Look for the string "asal" in the material below. Copy every line where you find it.

***** Task inputs *****

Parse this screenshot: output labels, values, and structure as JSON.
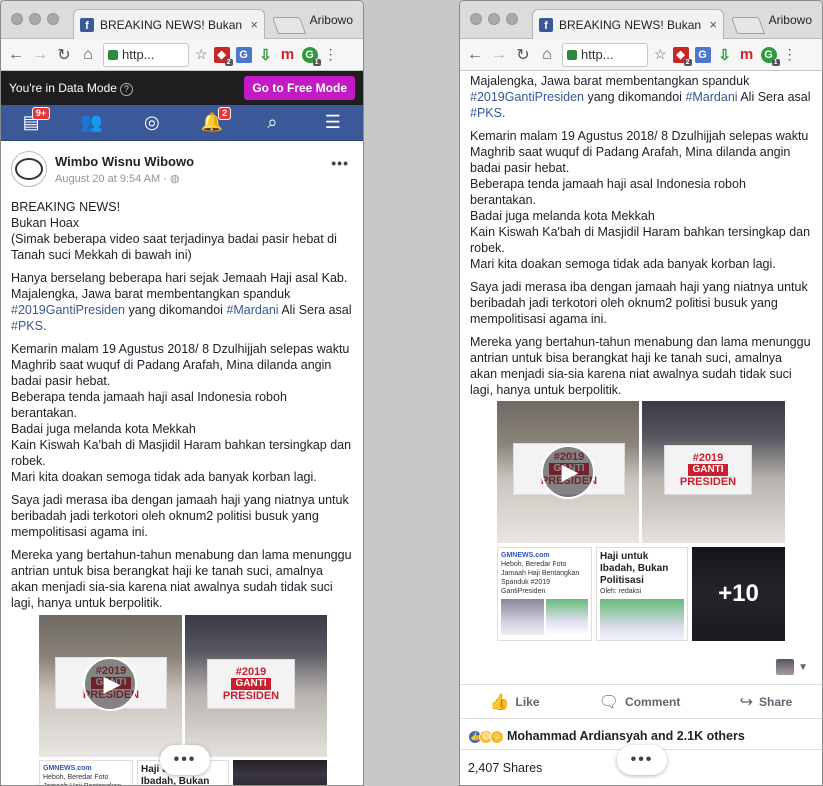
{
  "browser": {
    "tab_title": "BREAKING NEWS! Bukan Hoa",
    "tab_favicon": "f",
    "tab_close": "×",
    "profile_name": "Aribowo",
    "url_text": "http...",
    "ext_badges": {
      "e1": "2",
      "e5": "1"
    }
  },
  "data_mode": {
    "text": "You're in Data Mode",
    "button": "Go to Free Mode"
  },
  "fb_nav": {
    "feed_badge": "9+",
    "notif_badge": "2"
  },
  "post": {
    "author": "Wimbo Wisnu Wibowo",
    "timestamp": "August 20 at 9:54 AM",
    "privacy_dot": "·",
    "paragraphs": {
      "p1_l1": "BREAKING NEWS!",
      "p1_l2": "Bukan Hoax",
      "p1_l3": "(Simak beberapa video saat terjadinya badai pasir hebat di Tanah suci Mekkah di bawah ini)",
      "p2_a": "Hanya berselang beberapa hari sejak Jemaah Haji asal Kab. Majalengka, Jawa barat membentangkan spanduk ",
      "p2_tag1": "#2019GantiPresiden",
      "p2_b": " yang dikomandoi ",
      "p2_tag2": "#Mardani",
      "p2_c": " Ali Sera asal ",
      "p2_tag3": "#PKS",
      "p2_d": ".",
      "p2r_a": "Majalengka, Jawa barat membentangkan spanduk ",
      "p3_l1": "Kemarin malam 19 Agustus 2018/ 8 Dzulhijjah selepas waktu Maghrib saat wuquf di Padang Arafah, Mina dilanda angin badai pasir hebat.",
      "p3_l2": "Beberapa tenda jamaah haji asal Indonesia roboh berantakan.",
      "p3_l3": "Badai juga melanda kota Mekkah",
      "p3_l4": "Kain Kiswah Ka'bah di Masjidil Haram bahkan tersingkap dan robek.",
      "p3_l5": "Mari kita doakan semoga tidak ada banyak korban lagi.",
      "p4": "Saya jadi merasa iba dengan jamaah haji yang niatnya untuk beribadah jadi terkotori oleh oknum2 politisi busuk yang mempolitisasi agama ini.",
      "p5": "Mereka yang bertahun-tahun menabung dan lama menunggu antrian untuk bisa berangkat haji ke tanah suci, amalnya akan menjadi sia-sia karena niat awalnya sudah tidak suci lagi, hanya untuk berpolitik."
    },
    "banner": {
      "line1": "#2019",
      "line2": "GANTI",
      "line3": "PRESIDEN"
    },
    "news_card1": {
      "site": "GMNEWS.com",
      "headline": "Heboh, Beredar Foto Jamaah Haji Bentangkan Spanduk #2019 GantiPresiden"
    },
    "news_card2": {
      "title": "Haji untuk Ibadah, Bukan Politisasi",
      "by": "Oleh: redaksi"
    },
    "more_photos": "+10",
    "floating_dots": "•••"
  },
  "footer": {
    "like": "Like",
    "comment": "Comment",
    "share": "Share",
    "reactions_text": "Mohammad Ardiansyah and 2.1K others",
    "shares": "2,407 Shares"
  }
}
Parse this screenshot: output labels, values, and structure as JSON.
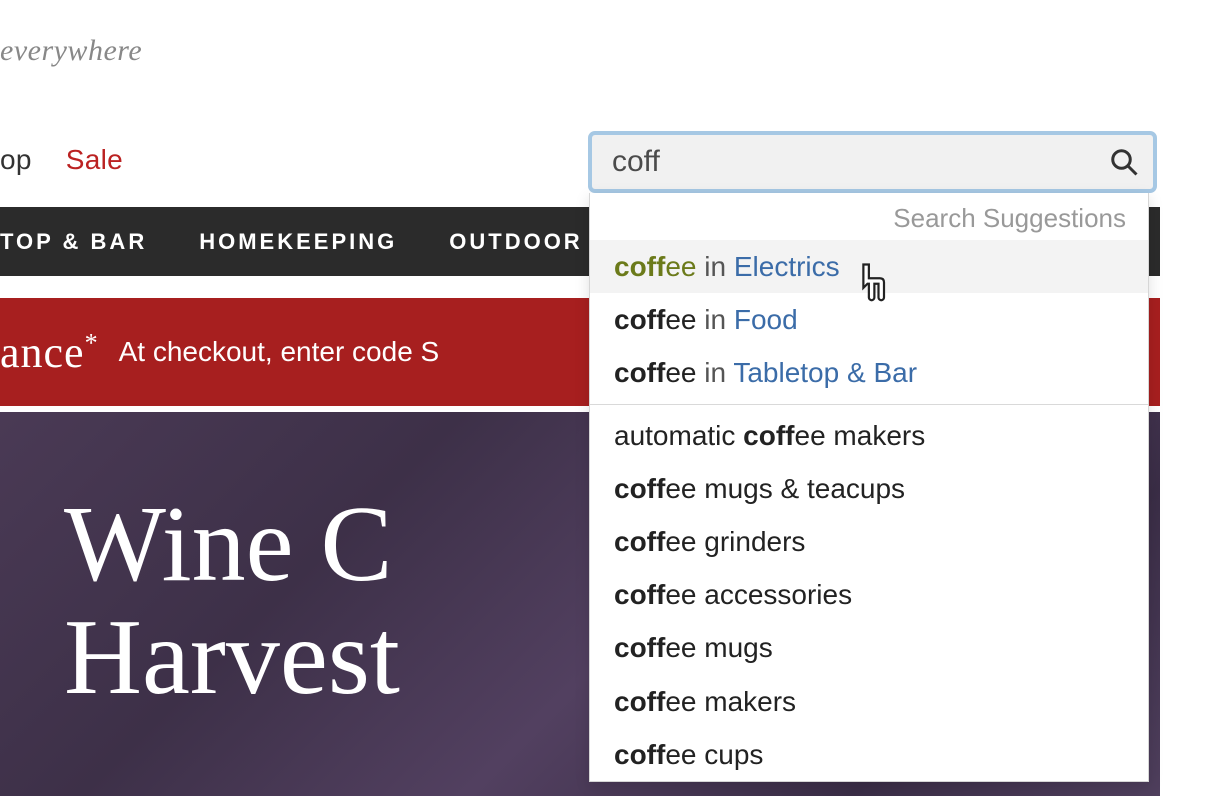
{
  "logo_tagline": "everywhere",
  "top_nav": {
    "shop": "op",
    "sale": "Sale"
  },
  "cat_bar": {
    "tabletop": "TOP & BAR",
    "homekeeping": "HOMEKEEPING",
    "outdoor": "OUTDOOR"
  },
  "promo": {
    "headline": "ance",
    "asterisk": "*",
    "sub": "At checkout, enter code S"
  },
  "hero": {
    "line1": "Wine C",
    "line2": "Harvest"
  },
  "search": {
    "value": "coff",
    "header": "Search Suggestions"
  },
  "suggestions": {
    "cat": [
      {
        "pre": "coff",
        "rest": "ee",
        "in": " in ",
        "category": "Electrics"
      },
      {
        "pre": "coff",
        "rest": "ee",
        "in": " in ",
        "category": "Food"
      },
      {
        "pre": "coff",
        "rest": "ee",
        "in": " in ",
        "category": "Tabletop & Bar"
      }
    ],
    "plain": [
      {
        "lead": "automatic ",
        "pre": "coff",
        "rest": "ee",
        "tail": " makers"
      },
      {
        "lead": "",
        "pre": "coff",
        "rest": "ee",
        "tail": " mugs & teacups"
      },
      {
        "lead": "",
        "pre": "coff",
        "rest": "ee",
        "tail": " grinders"
      },
      {
        "lead": "",
        "pre": "coff",
        "rest": "ee",
        "tail": " accessories"
      },
      {
        "lead": "",
        "pre": "coff",
        "rest": "ee",
        "tail": " mugs"
      },
      {
        "lead": "",
        "pre": "coff",
        "rest": "ee",
        "tail": " makers"
      },
      {
        "lead": "",
        "pre": "coff",
        "rest": "ee",
        "tail": " cups"
      }
    ]
  }
}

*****

• **Your solution**:
      "p2_a": "Hanya berselang beberapa hari sejak Jemaah Haji asal Kab. Majalengka, Jawa barat membentangkan spanduk ",
      "p2_c": " Ali Sera asal ",
      "p3_l2": "Beberapa tenda jamaah haji asal Indonesia roboh berantakan.",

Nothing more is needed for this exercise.